Buckle up, my friends.
If, as expected, President Trump announces, in the next couple of days, Judge Amy Coney Barrett as his choice to replace the late Ruth Bader Ginsburg on the nation’s highest court, the war of words outside Washington will begin.
The public relations battle won’t change the outcome: Barrett will be confirmed to the Supreme Court unless Democrats can find enough procedural moves to block the vote.
The left doesn’t sound especially positive.
Their frustration has the potential to doom them if they opt to attack Barrett for being a staunch Catholic. That’s simply a bad idea. There’s a real risk that bashing her faith could turn away Catholic voters when the nation votes in the 2020 presidential election on Nov. 3.

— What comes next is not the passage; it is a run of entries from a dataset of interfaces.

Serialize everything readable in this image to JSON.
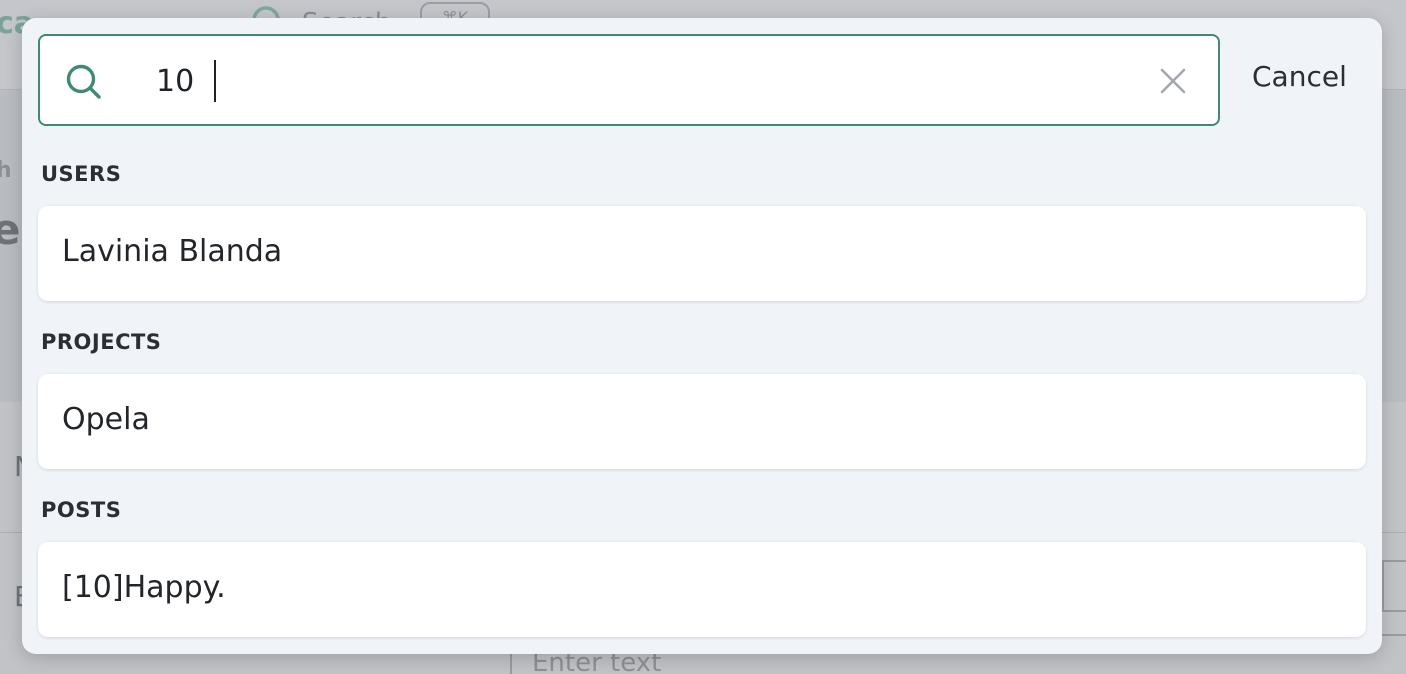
{
  "background": {
    "logo_text": "ca",
    "search_placeholder": "Search",
    "shortcut": "⌘K",
    "breadcrumb": "h",
    "title": "e",
    "row1_label": "N",
    "row2_label": "E",
    "editor_placeholder": "Enter text"
  },
  "search": {
    "value": "10",
    "cancel_label": "Cancel"
  },
  "sections": {
    "users": {
      "label": "USERS",
      "items": [
        "Lavinia Blanda"
      ]
    },
    "projects": {
      "label": "PROJECTS",
      "items": [
        "Opela"
      ]
    },
    "posts": {
      "label": "POSTS",
      "items": [
        "[10]Happy."
      ]
    }
  },
  "colors": {
    "accent": "#3f8a72",
    "modal_bg": "#f0f4f8",
    "card_bg": "#ffffff"
  }
}
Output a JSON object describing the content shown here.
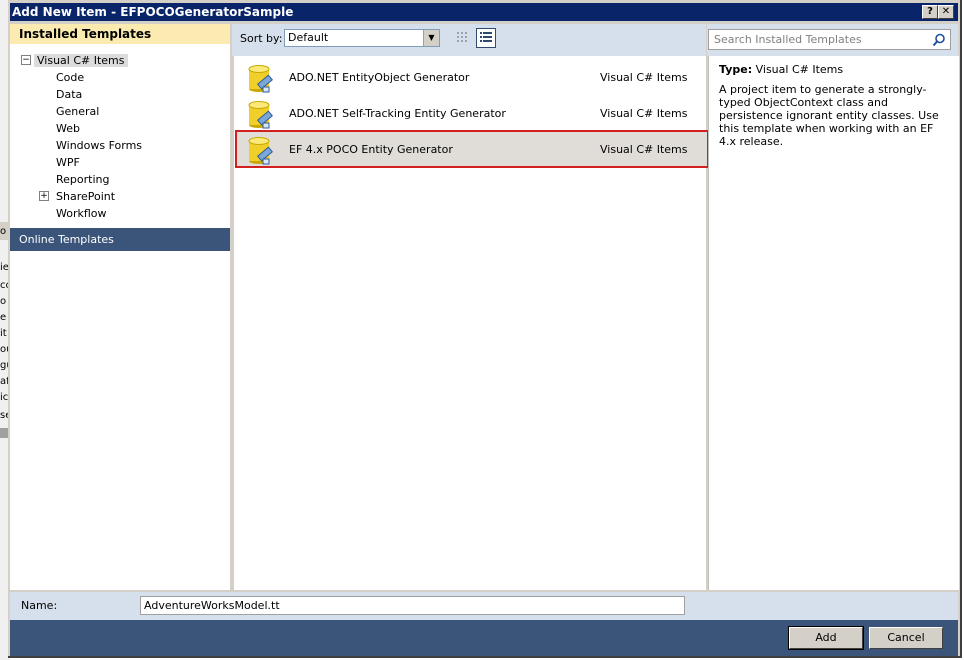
{
  "window": {
    "title": "Add New Item - EFPOCOGeneratorSample",
    "help_glyph": "?",
    "close_glyph": "✕"
  },
  "background_window": {
    "fragments": [
      "o",
      "ie",
      "cc",
      "o",
      "e",
      "it",
      "ou",
      "gu",
      "af",
      "ic",
      "se"
    ]
  },
  "left_pane": {
    "installed_header": "Installed Templates",
    "tree": {
      "root": {
        "label": "Visual C# Items",
        "expander": "−"
      },
      "children": [
        {
          "label": "Code"
        },
        {
          "label": "Data"
        },
        {
          "label": "General"
        },
        {
          "label": "Web"
        },
        {
          "label": "Windows Forms"
        },
        {
          "label": "WPF"
        },
        {
          "label": "Reporting"
        },
        {
          "label": "SharePoint",
          "expander": "+"
        },
        {
          "label": "Workflow"
        }
      ]
    },
    "online_templates": "Online Templates"
  },
  "toolbar": {
    "sort_label": "Sort by:",
    "sort_value": "Default",
    "sort_arrow": "▼"
  },
  "templates": [
    {
      "name": "ADO.NET EntityObject Generator",
      "category": "Visual C# Items",
      "icon": "database-template-icon"
    },
    {
      "name": "ADO.NET Self-Tracking Entity Generator",
      "category": "Visual C# Items",
      "icon": "database-template-icon"
    },
    {
      "name": "EF 4.x POCO Entity Generator",
      "category": "Visual C# Items",
      "icon": "database-template-icon",
      "selected": true
    }
  ],
  "details": {
    "search_placeholder": "Search Installed Templates",
    "type_label": "Type:",
    "type_value": "Visual C# Items",
    "description": "A project item to generate a strongly-typed ObjectContext class and persistence ignorant entity classes. Use this template when working with an EF 4.x release."
  },
  "footer": {
    "name_label": "Name:",
    "name_value": "AdventureWorksModel.tt",
    "add_label": "Add",
    "cancel_label": "Cancel"
  },
  "colors": {
    "title_bar": "#0a246a",
    "installed_header_bg": "#fcebb0",
    "online_templates_bg": "#3a5579",
    "selection_border": "#d21f1f",
    "toolbar_bg": "#d6e0ec"
  }
}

All Supreme Court nominees are controversial; they have lots of judicial decisions behind them that can be scrutinized. They will either be the darlings of the left or the right, depending upon their previous rulings and the paper trail that explains those choices.
For conservatives and liberals, the arguments about Judge Barrett will sound similar: She has a consistent record. For liberals, that will be a siren that she will support the erosion of abortion rights, Title IX and more. For the right, her record will be interpreted as having the potential to overturn Roe v Wade and the Affordable Care Act, while also strengthening gun rights and limits on immigration.
Happy arguing, but remember…
Right now, Senate Majority Leader Mitch McConnell has at least 51 Republican votes to support Barrett’s nomination; he only needs 50 (in the event of a 50-50 tie among senators, Vice President Mike Pence would then cast the deciding vote, and you know how that will go).
I wouldn’t count on two more Republican senators breaking with their party; and that means Judge Amy Coney Barrett, a married, Catholic, conservative and mother of 7 children, will be named to the Supreme Court.